In a May 13 e-mail to Diversified Ingredients, a broker working for Blue Buffalo, a sales manager for supplier Wilbur-Ellis wrote that it did include “some by-product meal” in shipments from a Texas plant intended for Blue Buffalo.
Quick digression: One of the weird aspects of this entire dispute is that there’s nothing necessarily bad about feeding Fido or Fifi “by-product meal.” The term generally refers to ground-up chicken necks, feet, undeveloped eggs, and intestines. It’s not supposed to include feathers. Most pets devour byproduct meal with no complaint, and in moderation it’s perfectly nutritious. Blue Buffalo nevertheless has tried to set itself apart by promising never to include byproduct and suggesting that Purina has something to hide on this score. “When pet parents learn the truth about big name dog foods,” Bishop’s promotions have asserted, “they switch to Blue Buffalo.”
Realizing that the inclusion of byproduct meal now has potential legal consequences, Diversified Ingredients expressed alarm to Wilbur-Ellis and a way to respond to the kibble crisis. “I think if we work together, we can band-aid this situation,” Diversified’s Collin McAtee wrote on May 15 to Darwin Rusu of Wilbur-Ellis. Referring to a “smoking gun,” McAtee added:
“If you are going to fill these contracts for any reason, then I’m going to have to go to Blue Buffalo to address the breach of contract and undoubtedly divulge the details of what was shipped and the possibility that Rosser’s material is the smoking gun for their problems.
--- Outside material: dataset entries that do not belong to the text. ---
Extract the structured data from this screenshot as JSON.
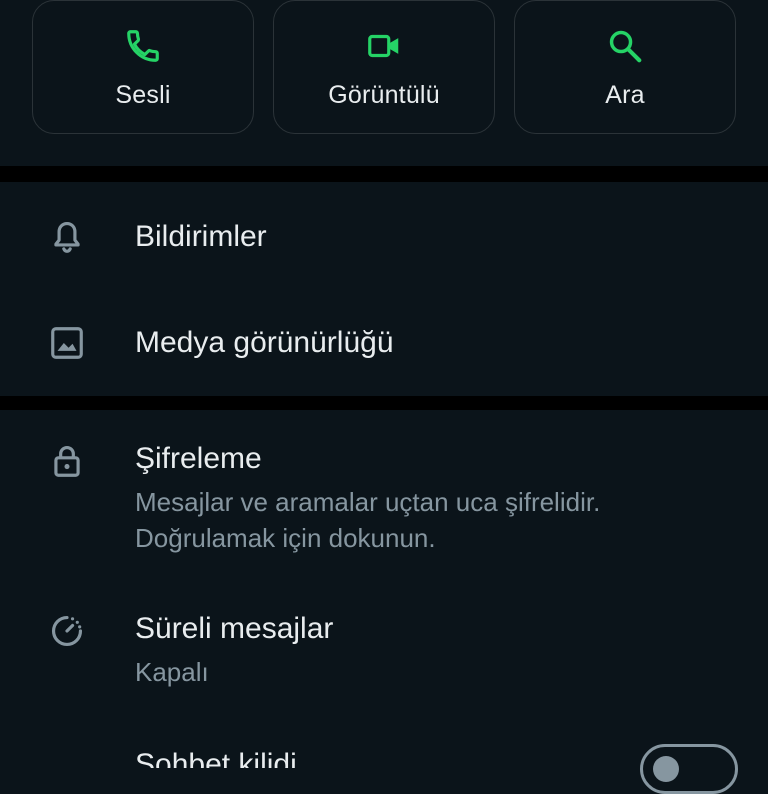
{
  "actions": {
    "voice_label": "Sesli",
    "video_label": "Görüntülü",
    "search_label": "Ara"
  },
  "settings": {
    "notifications": {
      "title": "Bildirimler"
    },
    "media_visibility": {
      "title": "Medya görünürlüğü"
    },
    "encryption": {
      "title": "Şifreleme",
      "subtitle_line1": "Mesajlar ve aramalar uçtan uca şifrelidir.",
      "subtitle_line2": "Doğrulamak için dokunun."
    },
    "disappearing": {
      "title": "Süreli mesajlar",
      "subtitle": "Kapalı"
    },
    "chat_lock": {
      "title": "Sohbet kilidi",
      "enabled": false
    }
  },
  "colors": {
    "background": "#0b141a",
    "accent": "#25d366",
    "text_primary": "#e9edef",
    "text_secondary": "#8696a0",
    "divider": "#000000"
  },
  "icons": {
    "voice": "phone-icon",
    "video": "video-icon",
    "search": "search-icon",
    "notifications": "bell-icon",
    "media": "image-icon",
    "encryption": "lock-icon",
    "disappearing": "timer-icon"
  }
}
That I do not want to do. If the finger is pointed in that direction and then later verified to have been the cause, then Diversified and Wilbur will both have to answer to this in litigation with Blue. The liabilities in this could be enormous. You are talking about massive product recalls, potential market share loss, etc. That would undoubtedly be in the several million dollar range.” (Italics added.)
In a newly unsealed brief that included the e-mail exchange as an exhibit, Purina’s lawyers at Mayer Brown told U.S. District Judge Rodney Sippel on Oct. 10: “Purina has learned that an ingredient supplier to Blue Buffalo has been supplying Blue Buffalo with chicken by-product meal.”
Trying to get out in front of this development, Bishop, the Blue Buffalo chairman, posted an open “Dear Pet Parents” letter on Oct. 14 that now makes more sense when read against the e-mail Purina discovered. Bishop wrote: “Blue Buffalo has recently learned from Wilbur-Ellis, a major U.S. company that supplies ingredients to us and many other well-known brands of pet foods, that a Texas pet food ingredient-processing plant they own had mislabeled some of the ingredients they shipped to their customers. So while the customers were ordering and paying for 100 percent chicken meal, at times they were receiving shipments that contained poultry by-product meal.”
Bishop added: “Since Wilbur-Ellis was the source of some of our chicken meal, we may have received some of these mislabeled shipments.” The mislabeling “poses no health, safety, or nutrition issue.” Still, he continued, “the fact that any Blue Buffalo food could include a mislabeled ingredient is totally unacceptable. As a result, we have stopped doing business with this plant.”
Bishop’s response raises two questions: Does he stand by his original dismissal of Purina’s “voodoo science” showing poultry byproduct meal in Blue Buffalo food? (Apparently not.) And second, if the inclusion of byproduct meal poses “no health, safety, or nutrition issue,” why did Blue Buffalo make such a big deal in its marketing about the exclusion of byproduct meal? The answer to that is Bill Bishop’s correct calculation that pet owners who think of their animals more as children than domesticated beasts will pay extra for food that’s actually no better for their dogs and cats.